Can RPA Improve Organisational Resilience?

The Business Continuity Institute (www.thebci.org) defines “BC” as “The capability of the organization to continue delivery of products or services at acceptable predefined levels following a disruptive incident”, which has certainly been tested to the extreme in the current environment.

We started writing this article several weeks ago, just before the sudden and enormous impact of COVID-19 took hold, and now more than ever, the importance of organisational resilience and continuity planning is at the forefront of most people’s minds, however, the focus has now shifted for anyone involved in RPA.

When I first sat down to craft this article, the plan was to share our ideas for assessing automated processes in the context of business continuity in the event automated processes can’t run. For example, during system outages, disaster recovery, security compromises etc.

However, the world was a different place then, priorities and likely outcomes were varied but longer-term and more about ensuring the technology could still function.

The current situation means there is a real possibility of RPA stepping in where people are unable to.

If you’re new to RPA, read this blog first and watch the video there, which simply explains how RPA can help organisations.

We always ask clients to analyse business impact and continuity requirements for all process automations (and still do), but with the current crisis, the automations themselves are taking centre stage as pillars of organisational resilience and enablers of business continuity.

Where RPA helps to manage peaks and fluctuations more easily.

In addition to various measures taken to address the impact on the organisation when events like COVID-19 occur, RPA can be used very successfully to help craft and inform risk management strategies and business continuity plans.

For example:

  • Productivity continuity for key transactional tasks, relieving the burden on staff where volumes peak beyond what is physically manageable on a temporary or permanent basis.
  • Quickly adapt to ongoing changes in demand or behaviour in relation to major products, services, customers, suppliers and employees.
  • Effective and controlled transition to an online business model.
  • Improving customer experience by ensuring faster response and resolution times to queries.
  • Reducing the strain on networks by spreading workload and processing transactions during non-peak times or out-of-hours.
  • Alleviating dependencies on priority processing and workforce needs and providing a robust and rapid response to solve interim needs.
  • Adding greater resilience to the organisations business and operating models.

Where to start:

The scope of what’s possible in practice can be broad, with opportunities throughout the entire organisation, and is expected to be a continually evolving process.

This article is intended to provide some guidelines when developing an initial scope for RPA within a wider BC plan:

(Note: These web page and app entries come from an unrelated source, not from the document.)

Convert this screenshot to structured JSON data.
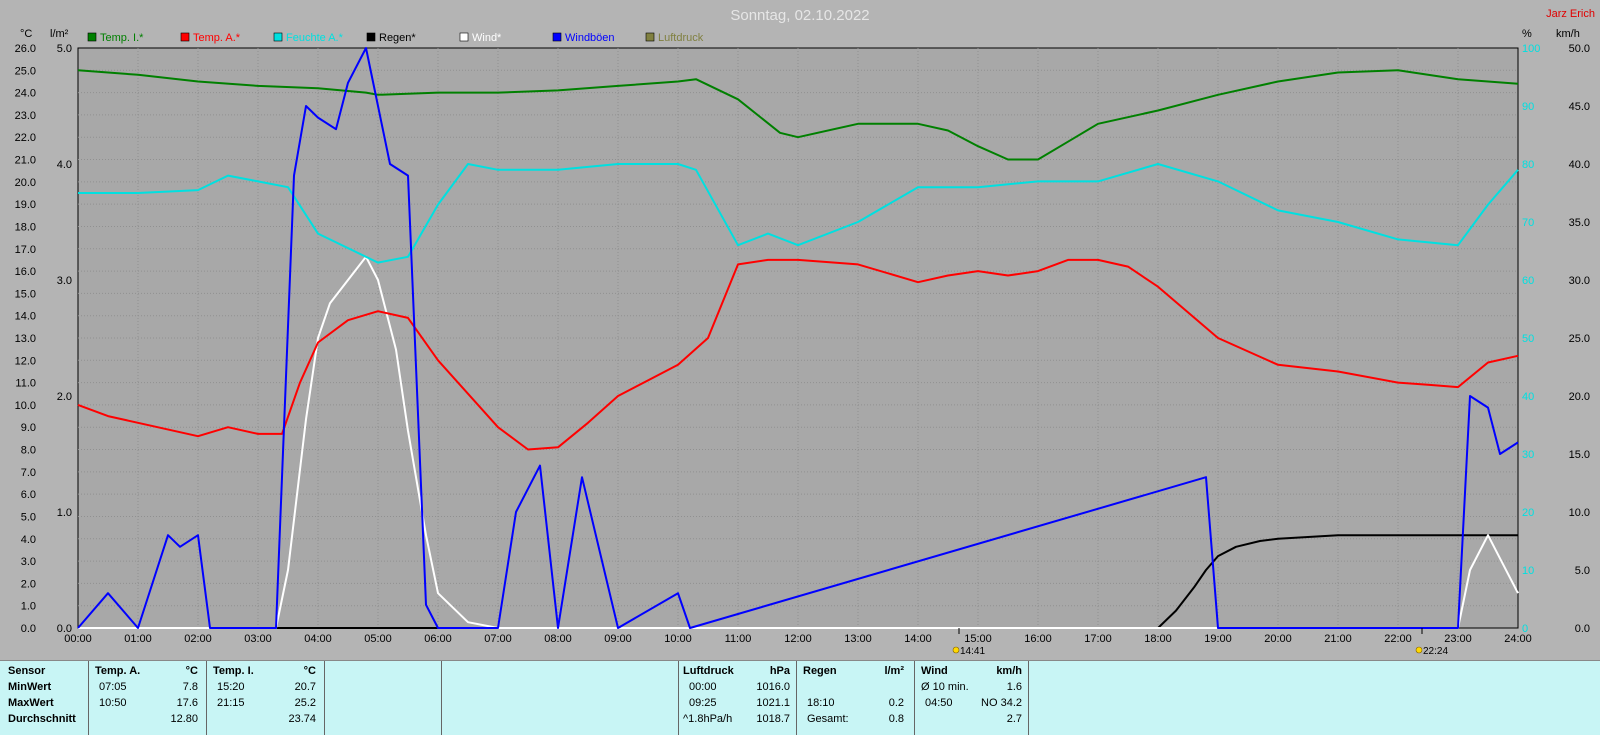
{
  "header": {
    "title": "Sonntag, 02.10.2022",
    "author": "Jarz Erich"
  },
  "axes": {
    "left_unit_temp": "°C",
    "left_unit_rain": "l/m²",
    "right_unit_pct": "%",
    "right_unit_wind": "km/h",
    "temp_ticks": [
      "26.0",
      "25.0",
      "24.0",
      "23.0",
      "22.0",
      "21.0",
      "20.0",
      "19.0",
      "18.0",
      "17.0",
      "16.0",
      "15.0",
      "14.0",
      "13.0",
      "12.0",
      "11.0",
      "10.0",
      "9.0",
      "8.0",
      "7.0",
      "6.0",
      "5.0",
      "4.0",
      "3.0",
      "2.0",
      "1.0",
      "0.0"
    ],
    "rain_ticks": [
      "5.0",
      "4.0",
      "3.0",
      "2.0",
      "1.0",
      "0.0"
    ],
    "pct_ticks": [
      "100",
      "90",
      "80",
      "70",
      "60",
      "50",
      "40",
      "30",
      "20",
      "10",
      "0"
    ],
    "wind_ticks": [
      "50.0",
      "45.0",
      "40.0",
      "35.0",
      "30.0",
      "25.0",
      "20.0",
      "15.0",
      "10.0",
      "5.0",
      "0.0"
    ],
    "time_ticks": [
      "00:00",
      "01:00",
      "02:00",
      "03:00",
      "04:00",
      "05:00",
      "06:00",
      "07:00",
      "08:00",
      "09:00",
      "10:00",
      "11:00",
      "12:00",
      "13:00",
      "14:00",
      "15:00",
      "16:00",
      "17:00",
      "18:00",
      "19:00",
      "20:00",
      "21:00",
      "22:00",
      "23:00",
      "24:00"
    ]
  },
  "legend": [
    {
      "label": "Temp. I.*",
      "color": "#008000"
    },
    {
      "label": "Temp. A.*",
      "color": "#ff0000"
    },
    {
      "label": "Feuchte A.*",
      "color": "#00e0e0"
    },
    {
      "label": "Regen*",
      "color": "#000000"
    },
    {
      "label": "Wind*",
      "color": "#ffffff"
    },
    {
      "label": "Windböen",
      "color": "#0000ff"
    },
    {
      "label": "Luftdruck",
      "color": "#808040"
    }
  ],
  "markers": {
    "sunrise": "14:41",
    "sunset": "22:24"
  },
  "chart_data": {
    "type": "line",
    "title": "Sonntag, 02.10.2022",
    "xlabel": "",
    "ylabel": "°C",
    "xlim": [
      0,
      24
    ],
    "ylim_temp": [
      0,
      26
    ],
    "ylim_rain": [
      0,
      5
    ],
    "ylim_pct": [
      0,
      100
    ],
    "ylim_wind": [
      0,
      50
    ],
    "grid": true,
    "legend": "top",
    "series": [
      {
        "name": "Temp. I.*",
        "axis": "temp",
        "color": "#008000",
        "x": [
          0,
          1,
          2,
          3,
          4,
          4.8,
          5,
          6,
          7,
          8,
          9,
          10,
          10.3,
          11,
          11.7,
          12,
          13,
          14,
          14.5,
          15,
          15.5,
          16,
          16.5,
          17,
          18,
          19,
          20,
          21,
          22,
          23,
          23.5,
          24
        ],
        "y": [
          25.0,
          24.8,
          24.5,
          24.3,
          24.2,
          24.0,
          23.9,
          24.0,
          24.0,
          24.1,
          24.3,
          24.5,
          24.6,
          23.7,
          22.2,
          22.0,
          22.6,
          22.6,
          22.3,
          21.6,
          21.0,
          21.0,
          21.8,
          22.6,
          23.2,
          23.9,
          24.5,
          24.9,
          25.0,
          24.6,
          24.5,
          24.4
        ]
      },
      {
        "name": "Temp. A.*",
        "axis": "temp",
        "color": "#ff0000",
        "x": [
          0,
          0.5,
          1,
          2,
          2.5,
          3,
          3.4,
          3.7,
          4,
          4.5,
          5,
          5.5,
          6,
          7,
          7.5,
          8,
          8.5,
          9,
          10,
          10.5,
          11,
          11.5,
          12,
          13,
          14,
          14.5,
          15,
          15.5,
          16,
          16.5,
          17,
          17.5,
          18,
          19,
          20,
          21,
          22,
          22.5,
          23,
          23.5,
          24
        ],
        "y": [
          10.0,
          9.5,
          9.2,
          8.6,
          9.0,
          8.7,
          8.7,
          11.0,
          12.8,
          13.8,
          14.2,
          13.9,
          12.0,
          9.0,
          8.0,
          8.1,
          9.2,
          10.4,
          11.8,
          13.0,
          16.3,
          16.5,
          16.5,
          16.3,
          15.5,
          15.8,
          16.0,
          15.8,
          16.0,
          16.5,
          16.5,
          16.2,
          15.3,
          13.0,
          11.8,
          11.5,
          11.0,
          10.9,
          10.8,
          11.9,
          12.2
        ]
      },
      {
        "name": "Feuchte A.*",
        "axis": "pct",
        "color": "#00e0e0",
        "x": [
          0,
          1,
          2,
          2.5,
          3,
          3.5,
          4,
          5,
          5.5,
          6,
          6.5,
          7,
          8,
          9,
          10,
          10.3,
          11,
          11.5,
          12,
          13,
          14,
          15,
          16,
          17,
          18,
          19,
          20,
          21,
          22,
          23,
          23.5,
          24
        ],
        "y": [
          75,
          75,
          75.5,
          78,
          77,
          76,
          68,
          63,
          64,
          73,
          80,
          79,
          79,
          80,
          80,
          79,
          66,
          68,
          66,
          70,
          76,
          76,
          77,
          77,
          80,
          77,
          72,
          70,
          67,
          66,
          73,
          79
        ]
      },
      {
        "name": "Regen*",
        "axis": "rain",
        "color": "#000000",
        "x": [
          0,
          18.0,
          18.3,
          18.6,
          18.8,
          19.0,
          19.3,
          19.7,
          20,
          21,
          22,
          23,
          24
        ],
        "y": [
          0,
          0,
          0.15,
          0.35,
          0.5,
          0.62,
          0.7,
          0.75,
          0.77,
          0.8,
          0.8,
          0.8,
          0.8
        ]
      },
      {
        "name": "Wind*",
        "axis": "wind",
        "color": "#ffffff",
        "x": [
          0,
          3.3,
          3.5,
          3.8,
          4,
          4.2,
          4.5,
          4.8,
          5,
          5.3,
          5.5,
          5.8,
          6,
          6.5,
          7,
          7.5,
          8,
          9,
          23,
          23.2,
          23.5,
          23.7,
          24
        ],
        "y": [
          0,
          0,
          5,
          18,
          25,
          28,
          30,
          32,
          30,
          24,
          17,
          8,
          3,
          0.5,
          0,
          0,
          0,
          0,
          0,
          5,
          8,
          6,
          3
        ]
      },
      {
        "name": "Windböen",
        "axis": "wind",
        "color": "#0000ff",
        "x": [
          0,
          0.5,
          1,
          1.5,
          1.7,
          2,
          2.2,
          3.3,
          3.6,
          3.8,
          4,
          4.3,
          4.5,
          4.8,
          5,
          5.2,
          5.5,
          5.8,
          6,
          7,
          7.3,
          7.7,
          8,
          8.4,
          9,
          10,
          10.2,
          18.8,
          19.0,
          19.2,
          23,
          23.2,
          23.5,
          23.7,
          24
        ],
        "y": [
          0,
          3,
          0,
          8,
          7,
          8,
          0,
          0,
          39,
          45,
          44,
          43,
          47,
          50,
          45,
          40,
          39,
          2,
          0,
          0,
          10,
          14,
          0,
          13,
          0,
          3,
          0,
          13,
          0,
          0,
          0,
          20,
          19,
          15,
          16
        ]
      }
    ]
  },
  "summary": {
    "sensor": {
      "label": "Sensor",
      "rows": [
        "MinWert",
        "MaxWert",
        "Durchschnitt"
      ]
    },
    "temp_a": {
      "label": "Temp. A.",
      "unit": "°C",
      "min_time": "07:05",
      "min_val": "7.8",
      "max_time": "10:50",
      "max_val": "17.6",
      "avg": "12.80"
    },
    "temp_i": {
      "label": "Temp. I.",
      "unit": "°C",
      "min_time": "15:20",
      "min_val": "20.7",
      "max_time": "21:15",
      "max_val": "25.2",
      "avg": "23.74"
    },
    "pressure": {
      "label": "Luftdruck",
      "unit": "hPa",
      "r1_time": "00:00",
      "r1_val": "1016.0",
      "r2_time": "09:25",
      "r2_val": "1021.1",
      "r3_time": "^1.8hPa/h",
      "r3_val": "1018.7"
    },
    "rain": {
      "label": "Regen",
      "unit": "l/m²",
      "r2_time": "18:10",
      "r2_val": "0.2",
      "r3_time": "Gesamt:",
      "r3_val": "0.8"
    },
    "wind": {
      "label": "Wind",
      "unit": "km/h",
      "r1_time": "Ø 10 min.",
      "r1_val": "1.6",
      "r2_time": "04:50",
      "r2_val": "NO 34.2",
      "r3_val": "2.7"
    }
  }
}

  1. The start point should be the enterprise business continuity plan or business impact analysis, which should identify a number of possible RPA opportunities at strategic, tactical and operational levels. For more information on how to do this, read our blog on this topic here.
  2. The next key step is to then define a suitable scope of automatable activities that impact or support essential products and services, taking workforce agility, locations, technologies, recovery timescales and disruption tolerance levels into account.
  3. For each of those processes, complete a Business Impact Analysis (BIA) to ascertain the effects of a major incident or interruption, the loss on the operations of the organisation and the benefits gained from deploying automation. This could include certain staff becoming unavailable, or access to systems being restricted or compromised.
  4. Prioritise activities and processes which have a direct customer or public impact, and those which have a legal or regulatory requirement. Understand which would impact the income or cost of the organisation and then confirm the maximum acceptable outage for each. Explore the possible responses including workforce redeployment, acceptable outage limits as well as process automation.

What this all means for RPA:

The need to assess what happens if or when the robots are not able to operate is still required, but this is a much lower priority compared to providing essential business agility and resilience in the first instance.

After all, if a robotic process cannot run for a period of time, the impact of this downtime is typically more than offset by the gains from automating the process in the first place, and the speed with which backlogs are cleared when operation resumes.

We’re seeing an increase in companies realising the value of RPA within the current pandemic. Specifically, the ability for RPA to provide greater business resilience and truly embed business continuity into the processes and make-up of the organisation, aligned with business priorities.

Why not take a look at your own organisation? Consider current and future business challenges and risks, and consider how you might deploy RPA to mitigate those and enhance agility or at a minimum, help your workforce and customers by working through volumes of repetitive work. For practical COVID-19 RPA solutions and ideas check out UiPath Responding to COVID-19 Together and check out our “Furlough Bot” below, to automate the manual work to manage the HMRC Job Retention Scheme.